or the Grand Duchy of Luxembourg as it is officially known, is a
sovereign state in Europe that shares borders with Belgium, Germany and France.
With an area of approximately 998 square miles, it is one of the smallest
countries in the world. Nearly half of the workforce commutes daily across the
border to France, Belgium or Germany. Luxembourg is the second richest country
in the world, based on GDP per capita, and it also has the highest minimum wage
in Europe. As of 2017, it had a population of 583,455, making it the least
populated country in the European Union. Roughly 40% of the population consists
of immigrants from over 170 nations, with Portuguese being the majority.
Luxembourg officially recognizes three languages – Luxembourgish,
French and German – and most Luxembourgers
are trilingual. The capital is Luxembourg City.
being occupied by several European rulers throughout its history, Luxembourg
finally gained independence in 1867. After World War II, it became a strong
advocate for international cooperation, in addition to becoming one of the
founders of the European Union. Luxembourg is the only Grand Duchy in the
world, a state ruled by a duke or duchess. The Grand Duke since October 2000 is
Crown Prince Henri.
was founded in 963 A.D. as the County of Luxembourg by Count Sigefroid of the Ardennes-Verdun dynasty. He built a fort on the site,
which transformed into a resilient fortress over the next nine centuries. The
ancient Saxon name for Luxembourg is “Lucilinburhuc” that actually means “little
fortress”, symbolizing its strategic position and impregnability. The city
played a key role in the control of the Left Bank of
the Rhine, the Netherlands, Belgium, and the border between
France and Germany. The
city is also a UNESCO World Heritage Site because of its historic
fortifications and quarters, and until 1867,it remained one of Europe’s
greatest fortified cities. It was constantly reinforced as it passed through
the hands of each of the empires that conquered it. Elements from all these periods
still remain in bastions, forts, and other public buildings throughout the
than a third of Luxembourg is covered by forests, over half of which are
also has plenty of breathtaking plains,
meandering streams, picturesque villages, and mysterious ruins that are perfect
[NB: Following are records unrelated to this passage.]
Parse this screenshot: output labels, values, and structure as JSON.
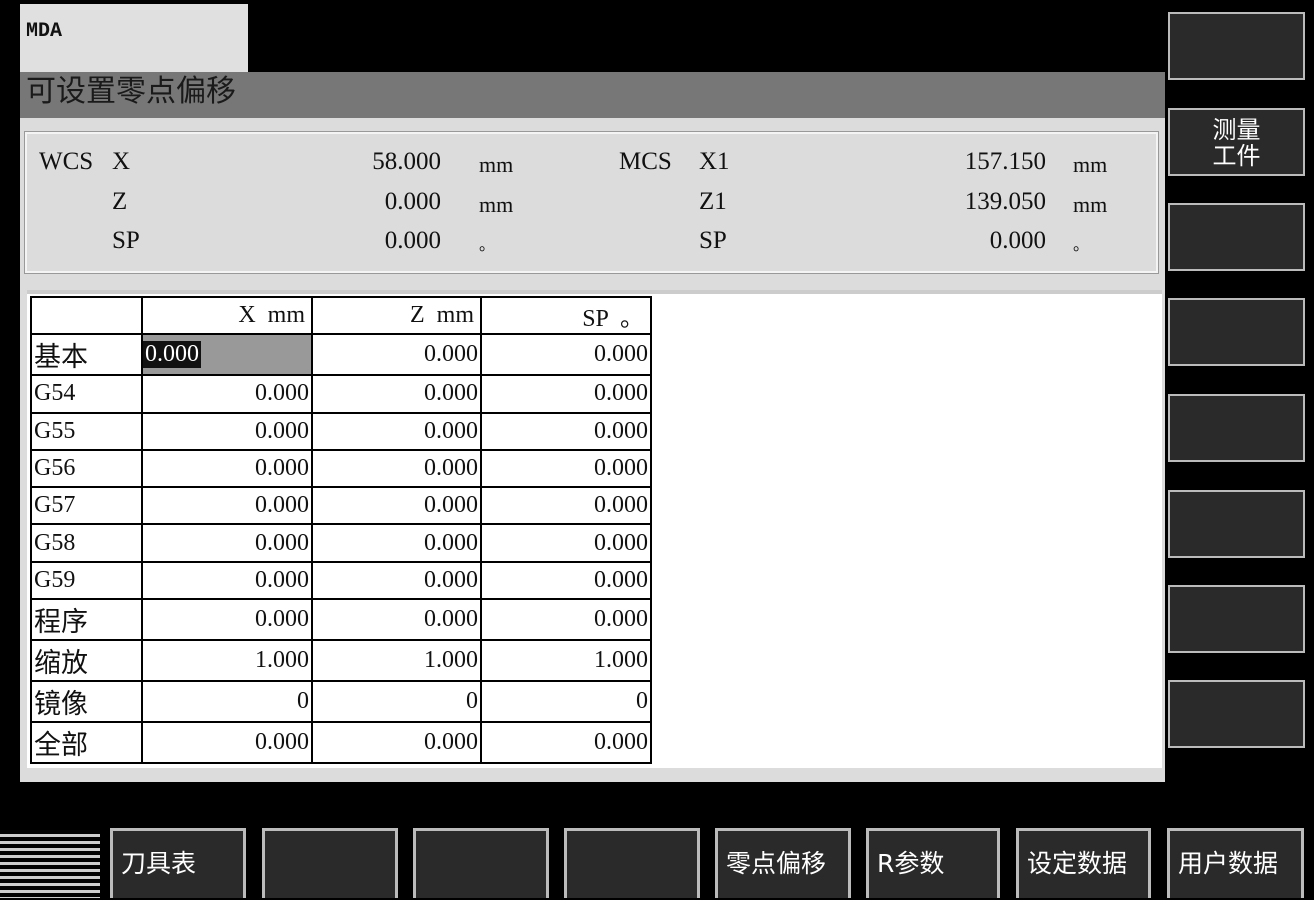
{
  "mode": "MDA",
  "title": "可设置零点偏移",
  "wcs": {
    "label": "WCS",
    "rows": [
      {
        "axis": "X",
        "value": "58.000",
        "unit": "mm"
      },
      {
        "axis": "Z",
        "value": "0.000",
        "unit": "mm"
      },
      {
        "axis": "SP",
        "value": "0.000",
        "unit": "。"
      }
    ]
  },
  "mcs": {
    "label": "MCS",
    "rows": [
      {
        "axis": "X1",
        "value": "157.150",
        "unit": "mm"
      },
      {
        "axis": "Z1",
        "value": "139.050",
        "unit": "mm"
      },
      {
        "axis": "SP",
        "value": "0.000",
        "unit": "。"
      }
    ]
  },
  "table": {
    "headers": [
      "",
      "X  mm",
      "Z  mm",
      "SP  。"
    ],
    "rows": [
      [
        "基本",
        "0.000",
        "0.000",
        "0.000"
      ],
      [
        "G54",
        "0.000",
        "0.000",
        "0.000"
      ],
      [
        "G55",
        "0.000",
        "0.000",
        "0.000"
      ],
      [
        "G56",
        "0.000",
        "0.000",
        "0.000"
      ],
      [
        "G57",
        "0.000",
        "0.000",
        "0.000"
      ],
      [
        "G58",
        "0.000",
        "0.000",
        "0.000"
      ],
      [
        "G59",
        "0.000",
        "0.000",
        "0.000"
      ],
      [
        "程序",
        "0.000",
        "0.000",
        "0.000"
      ],
      [
        "缩放",
        "1.000",
        "1.000",
        "1.000"
      ],
      [
        "镜像",
        "0",
        "0",
        "0"
      ],
      [
        "全部",
        "0.000",
        "0.000",
        "0.000"
      ]
    ]
  },
  "right_softkeys": [
    "",
    "测量\n工件",
    "",
    "",
    "",
    "",
    "",
    ""
  ],
  "bottom_softkeys": [
    "刀具表",
    "",
    "",
    "",
    "零点偏移",
    "R参数",
    "设定数据",
    "用户数据"
  ]
}
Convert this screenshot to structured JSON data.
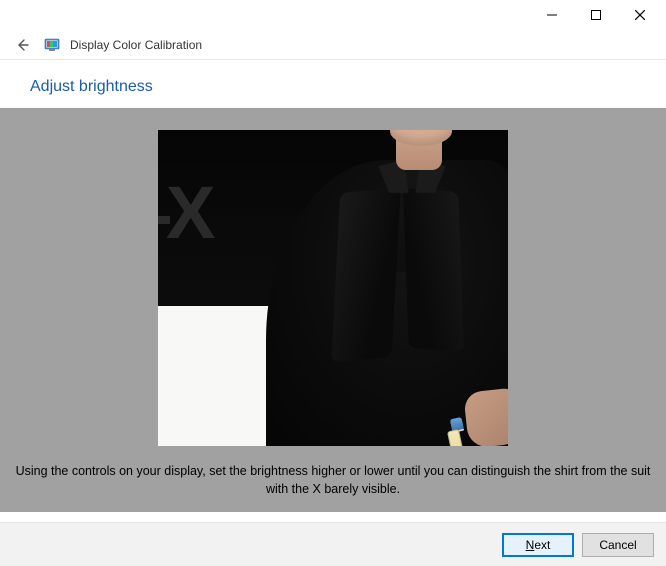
{
  "window": {
    "minimize_label": "Minimize",
    "maximize_label": "Maximize",
    "close_label": "Close"
  },
  "header": {
    "app_title": "Display Color Calibration",
    "back_label": "Back"
  },
  "page": {
    "title": "Adjust brightness",
    "instruction": "Using the controls on your display, set the brightness higher or lower until you can distinguish the shirt from the suit with the X barely visible."
  },
  "footer": {
    "next_label": "Next",
    "cancel_label": "Cancel"
  }
}
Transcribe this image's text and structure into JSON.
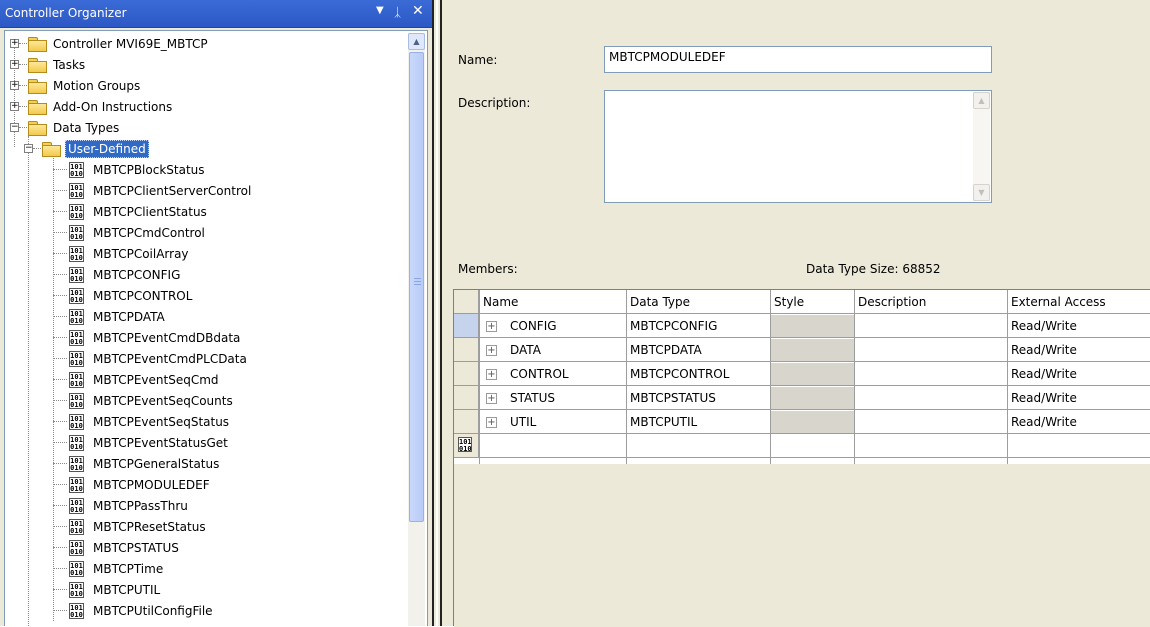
{
  "organizer": {
    "title": "Controller Organizer",
    "pin_icon": "pin-icon",
    "close_icon": "close-icon",
    "items": {
      "controller": "Controller MVI69E_MBTCP",
      "tasks": "Tasks",
      "motion": "Motion Groups",
      "aoi": "Add-On Instructions",
      "datatypes": "Data Types",
      "userdefined": "User-Defined"
    },
    "udts": [
      "MBTCPBlockStatus",
      "MBTCPClientServerControl",
      "MBTCPClientStatus",
      "MBTCPCmdControl",
      "MBTCPCoilArray",
      "MBTCPCONFIG",
      "MBTCPCONTROL",
      "MBTCPDATA",
      "MBTCPEventCmdDBdata",
      "MBTCPEventCmdPLCData",
      "MBTCPEventSeqCmd",
      "MBTCPEventSeqCounts",
      "MBTCPEventSeqStatus",
      "MBTCPEventStatusGet",
      "MBTCPGeneralStatus",
      "MBTCPMODULEDEF",
      "MBTCPPassThru",
      "MBTCPResetStatus",
      "MBTCPSTATUS",
      "MBTCPTime",
      "MBTCPUTIL",
      "MBTCPUtilConfigFile"
    ],
    "type_icon_text": "101\n010"
  },
  "editor": {
    "name_label": "Name:",
    "name_value": "MBTCPMODULEDEF",
    "description_label": "Description:",
    "description_value": "",
    "members_label": "Members:",
    "size_label": "Data Type Size: 68852",
    "columns": [
      "Name",
      "Data Type",
      "Style",
      "Description",
      "External Access"
    ],
    "members": [
      {
        "name": "CONFIG",
        "type": "MBTCPCONFIG",
        "style": "",
        "description": "",
        "access": "Read/Write"
      },
      {
        "name": "DATA",
        "type": "MBTCPDATA",
        "style": "",
        "description": "",
        "access": "Read/Write"
      },
      {
        "name": "CONTROL",
        "type": "MBTCPCONTROL",
        "style": "",
        "description": "",
        "access": "Read/Write"
      },
      {
        "name": "STATUS",
        "type": "MBTCPSTATUS",
        "style": "",
        "description": "",
        "access": "Read/Write"
      },
      {
        "name": "UTIL",
        "type": "MBTCPUTIL",
        "style": "",
        "description": "",
        "access": "Read/Write"
      }
    ]
  },
  "colors": {
    "title_bar": "#2b58c4",
    "selection": "#316ac5",
    "panel_bg": "#ece9d8"
  }
}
for walks, hikes, cycling, excursions, and tours, all year round.
The country has often been called the “green heart of Europe”, and its natural landscapes are both enchanting and mesmerizing, most
of which still remain untouched.
Luxembourg has an extremely rich and
diverse culture that is evident in its various museums, forts, castles and
chateaus. It also has several examples of modern architecture, like the Philharmonie and the Mudam. There are numerous art galleries all over the
country, and The National Museum of History and Art displays art and artifacts
from all eras of the country’s history. The Neumünster Abbey, a cultural
center, offers theater, literature, visual arts, and music concerts. The Bock,
a promontory in the northeastern corner of the city, is a fortress that is over
a 1,000 years old and listed by the UNESCO as a World Heritage Site.
The Grand-Rue and Rue Philippe II are
really popular streets for shopping. A few blocks away, visitors will also find
markets that sell local and organic produce. Dining out is fundamental to truly
understanding the lifestyle in Luxembourg. Being a multicultural society, there
are cuisines from all over the world. The Chiggeri Restaurant has the longest
wine list in the world, offering a variety of more than 2,200 different wines.
The country’s motto is ‘mir
wëllebleiwewatmirsinn’ that translates to “we want to remain what we are’. This
refers to Luxembourg’s long history of foreign rule, and their desire to remain
independent, both now and forever. The Grand Duchy of Luxembourg is a small
country, but what it lacks in size, it makes up for in other grander ways.